A really good question is why are the media in the United States seemingly ignorant of Murray’s statement? Are the US media really ignorant or do they select what information does not get released to the public here?
So the provenance of these emails is stated to have been leaked by someone inside the DNC, and this provenance declared by someone who claims to have handed these emails to Julian Assange himself.
Another is the question did the “leaking” or “hacking” itself cause people to bail on Hillary Clinton? The security breach at the DNC (be it a leak or a hack?) Was the “hack” the real problem or was it the content of the emails?
To be blunt, did the information contained therein cause people not to vote for Hillary?
Jamieson places fault on the Russians. This assumes an external locus of control. Foreigners. Russians!!!
Not only is it plausible these emails were not hacked by the Russian government/ Putin, we also know this damaging information about Clinton was known and discussed by Americans. Publicly.
These Americans exposed Clinton buying the DNC and rigging the Democratic primary election so Bernie Sanders could not win.
Here’s Donna Brazile’s statement.
Here’s a notice from Bernie Sanders pointing out fund improprieties in the Clinton campaign during the primaries.
Hillary had access to
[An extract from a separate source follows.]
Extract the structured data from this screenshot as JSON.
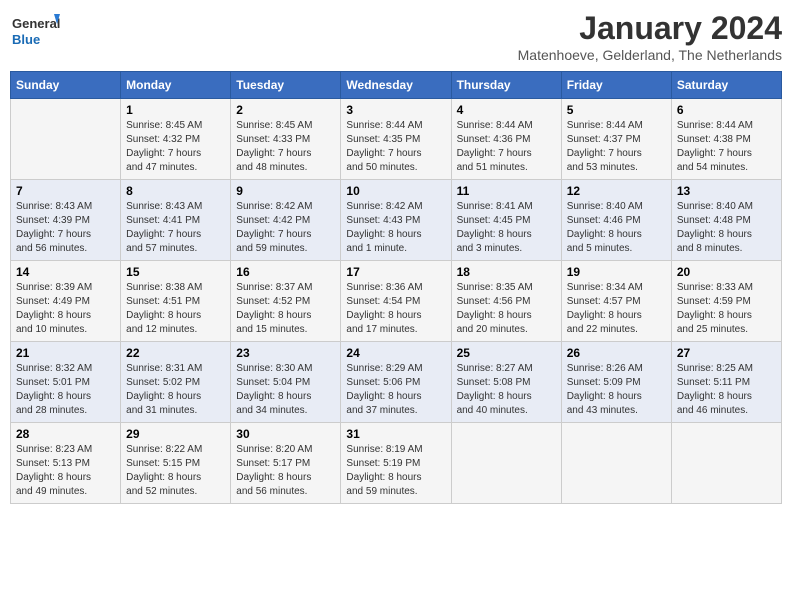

No one has disputed the veracity of the DNC emails released by Wikileaks. Their veracity is independently confirmed by Americans prominently involved in the campaign, Sanders and Brazille.
If you need an even bigger smoking gun, the attorney for the DNC stated in court the DNC did nothing wrong. As a private entity, they are entitled to pick their candidate “over cigars and whiskey in a back room.”
The judge agreed. The DNC committed fraud. Everyone agreed. The DNC charter says they hold fair primaries without prejudice for or against any specific candidate. Judge says don’t have to follow their own charter.
The DNC held a presidential primary election with no meaning. Hillary Rodham Clinton was the choice no matter what voters said. For example:
Sanders won all 55 counties in the West Virginia primary. Yet HRC received 19 delegates to Sanders’ 18. There were many such scale tippings, this is only one example. Groups such as Election Justice USA catalog many more such events.
The bigger issue here is what happens when voters ascribe an internal locus of control? Meaning, what if the DNC and Clinton herself are at fault here rather than whomever released the emails?
After learning about the impossibility of Sanders actually becoming the Democratic party nominee, millions of people refused to vote for Hillary Clinton due to her rigging the election.
Is this the Russians’ fault? They didn’t rig the election. Hillary Clinton did.
In short, I have gone through many of Jamieson’s claims. You can review challenges to her claims at the hyperlinks provided here.
Her claims cannot hold water under this scrutiny. She retains all the assumptions made by the NYTimes and Washington Post and MSNBC and so on, assumptions which have been debunked or for which there is no compelling public evidence.
As Bob Woodward makes plain “in two years of investigating for my new book, Fear, I found no evidence of collusion or espionage between Trump and Russia. I looked for it ‘hard’ and yet turned up nothing.“
Therefore, all the number crunching in the world done by Jamieson is useless; when faced with such counter evidence, her house crumbles. The evidence she bases her analysis on is simply unsound.
We know both the US and Russia regularly interfere with each other’s elections, as well as those of countries around the world. The baseline for meddling is “one of every nine competitive national level executive elections between 1946 and 2000.”
Therefore, a more significant effect than the usual baseline meddling needs to be demonstrated to be relevant. As Bill Binney stated, “In other words, it means, the Russian GRU is hacking everybody to get information. But that’s what we are doing too! So he’s charging them for hacking, which means we should expect our spies to all be charged with similar crimes by all the other countries in the world because we do more spying and hacking than anybody!”
~ O Society October 24, 2018